The most critical part of logo design happens before pencil touches paper, literally or digitally.
The hardest and most important first step? Figuring out exactly the concept you want to communicate.
IBM knows a thing or two about getting a logo right. Theirs has been recognizable around the world for almost half a century. Their archive, which includes a history of the IBM logo, explains the importance of a logo in branding: “Just as a nation’s flag expresses the distinct identity of a country, so, too, a logotype — typically a symbol or letters — helps to establish the name and define the character of a corporation. Effective logos become synonymous with the organizations they portray.”
With your clear concept in mind, what makes a good logo?
Designing a great logo requires deeply understanding your business identity and your market. The challenge is to cut through all the good things you want to communicate and focus on the one core principle that drives it all.
Keep it simple. Simple as in elegant. Simple as in expressing the one thing you think you offer that will mean the most to your market. IBM identified their core selling proposition as empowering fast and agile processes, so back in 1972 the globally acclaimed graphic artist Paul Rand designed their now-famous logo to be simply the letters IBM with “horizontal stripes to suggest ‘speed and dynamism’,” according to IBM’s website. The minimalist logo is supremely memorable — and still in use today.
Another factor to consider is how the logo will look when shrunk to down an inch or smaller in height. If you can’t see all of the detail at the smaller size, your logo is probably too complex.

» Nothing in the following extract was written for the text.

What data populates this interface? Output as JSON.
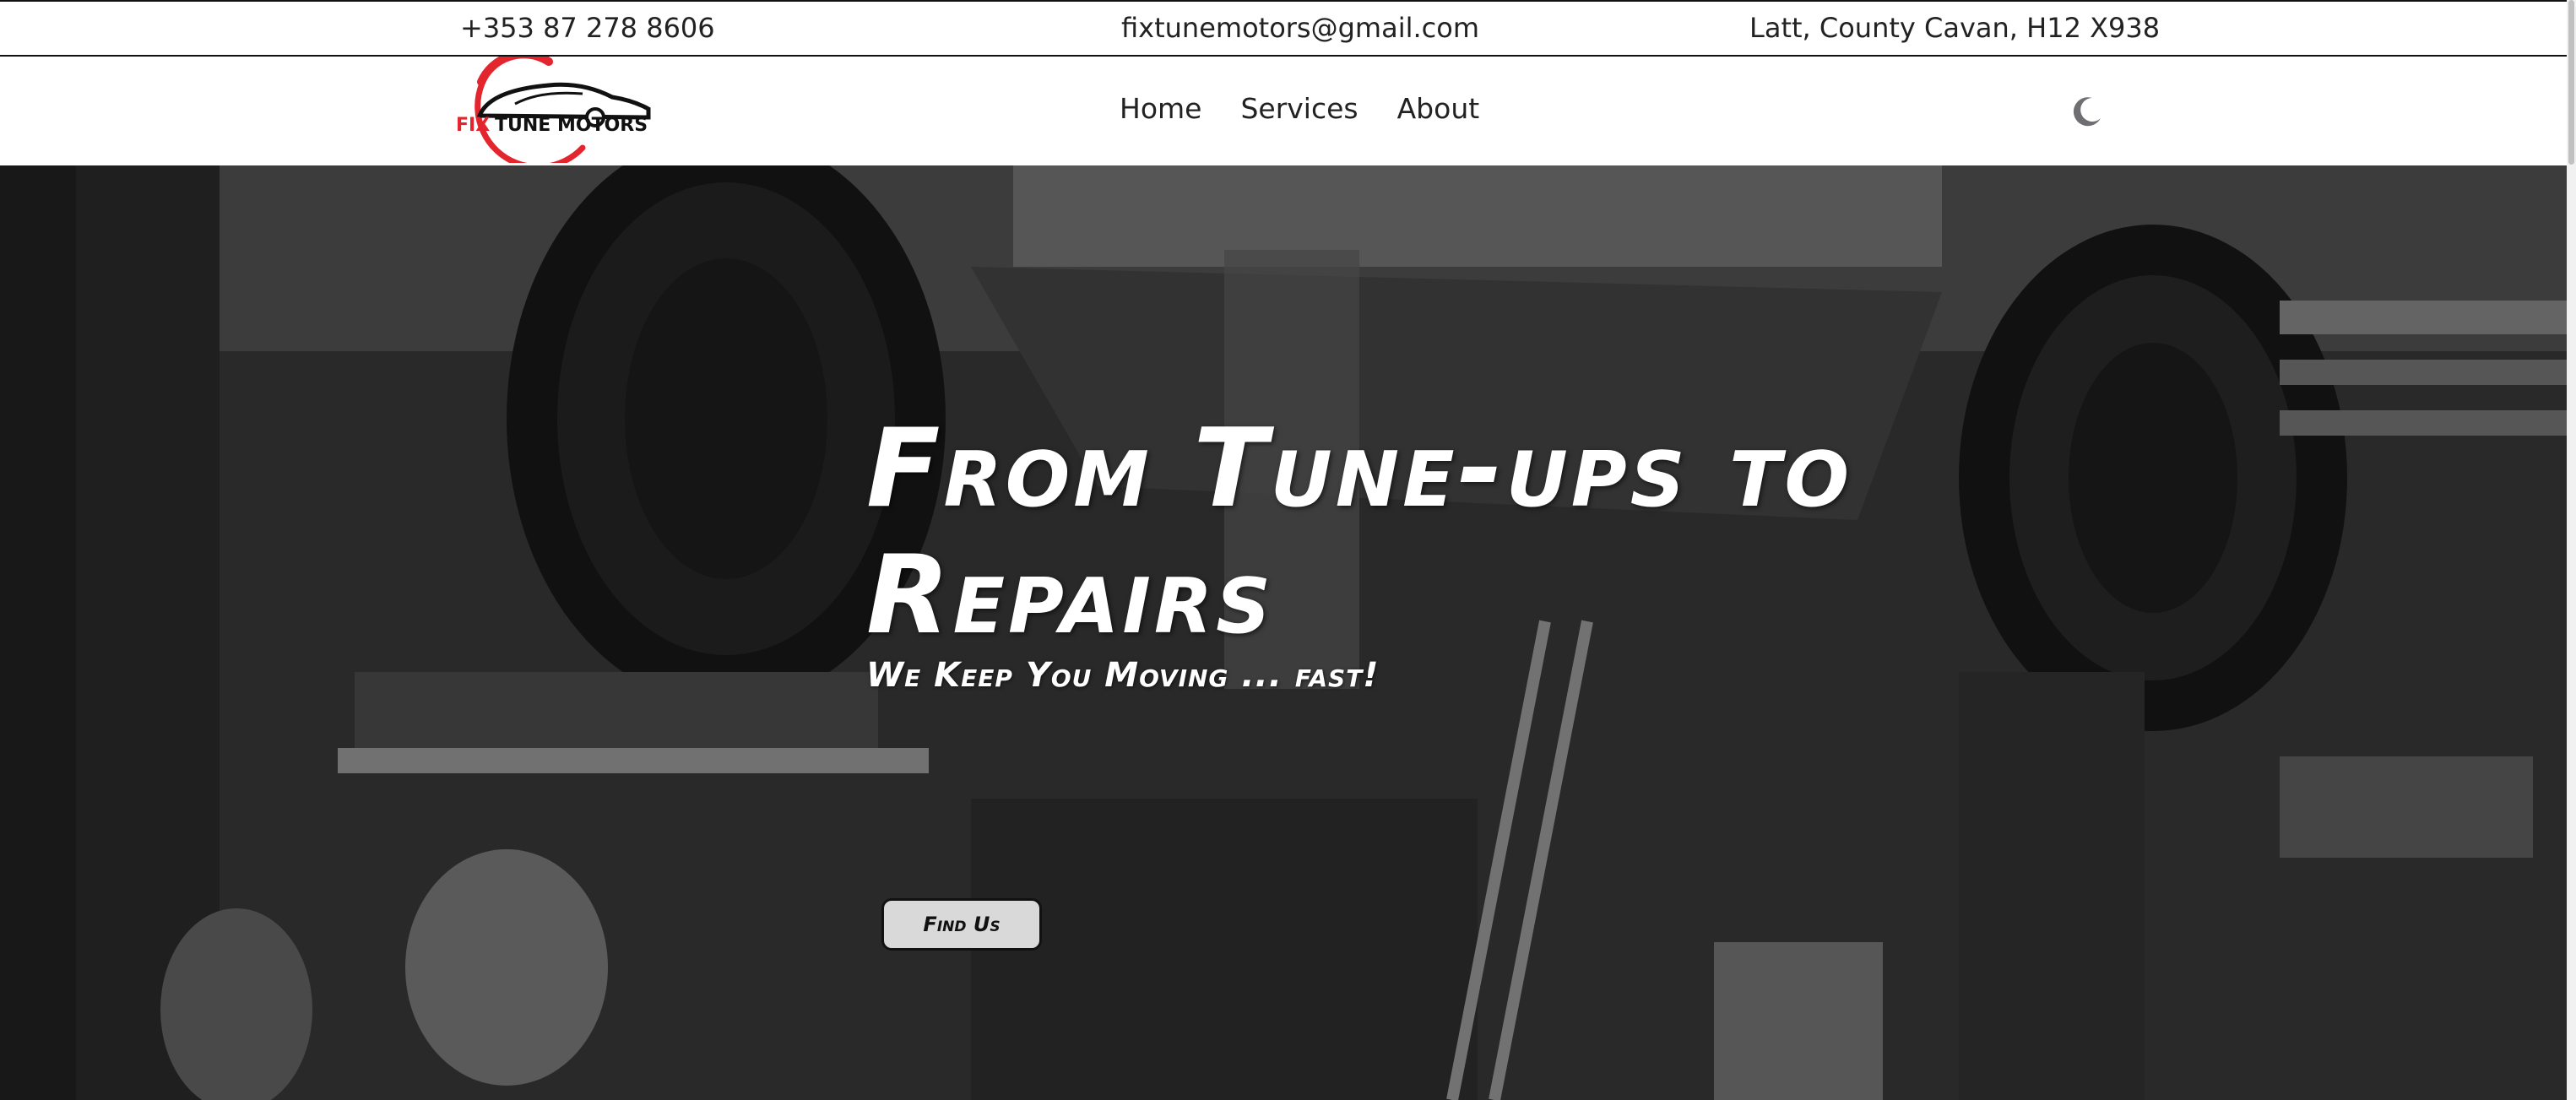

Use brain science. The best designers understand symbolism based on research into human neuropsychology and use it to their clients’ advantage. Security providers often use shields in their logos. Circles and ovals connote inclusion and unity. Angular shapes communicate strength and data. Note: Different cultures assign different meaning to symbols; in our increasingly global markets, intercultural awareness is important.
Color choice matters, too; think about how green represents growth, money, and health. Blue represents safety and security. Red and yellow convey excitement, and are claimed to induce hunger.
Stay away from stock. What’s the difference? Think of sweatshop-created dresses at K-Mart vs. a Dior design. Wearing one, you look just like a thousand other people on the street. Wearing the other, your individuality shines as you make a memorable entrance.
Paul Rand was the Dior of graphic art. Giant corporations like Westinghouse, UPS, and ABC could afford him. More reasonably priced talent is available to more modest organizations. A great logo that sets your brand apart will cost more than buying stock art, but a designer who can capture your business’essence is worth every penny.
Insure adaptability. You’ll need a small version of your logo on your business cards and branded items like shirt, water bottles, and pens.
You might also want to enlarge your logo for a trade show banner or vehicle wrap. Some applications might need the logo to fit in a square space, while other uses will require a vertical or horizontal version.
Your logo should also look good in color or black and white. After all, it’s quite common for logos to be photocopied (and yes, some folks out there still do use fax machines). A professional graphic designer should provide your logo in several formats that give you options.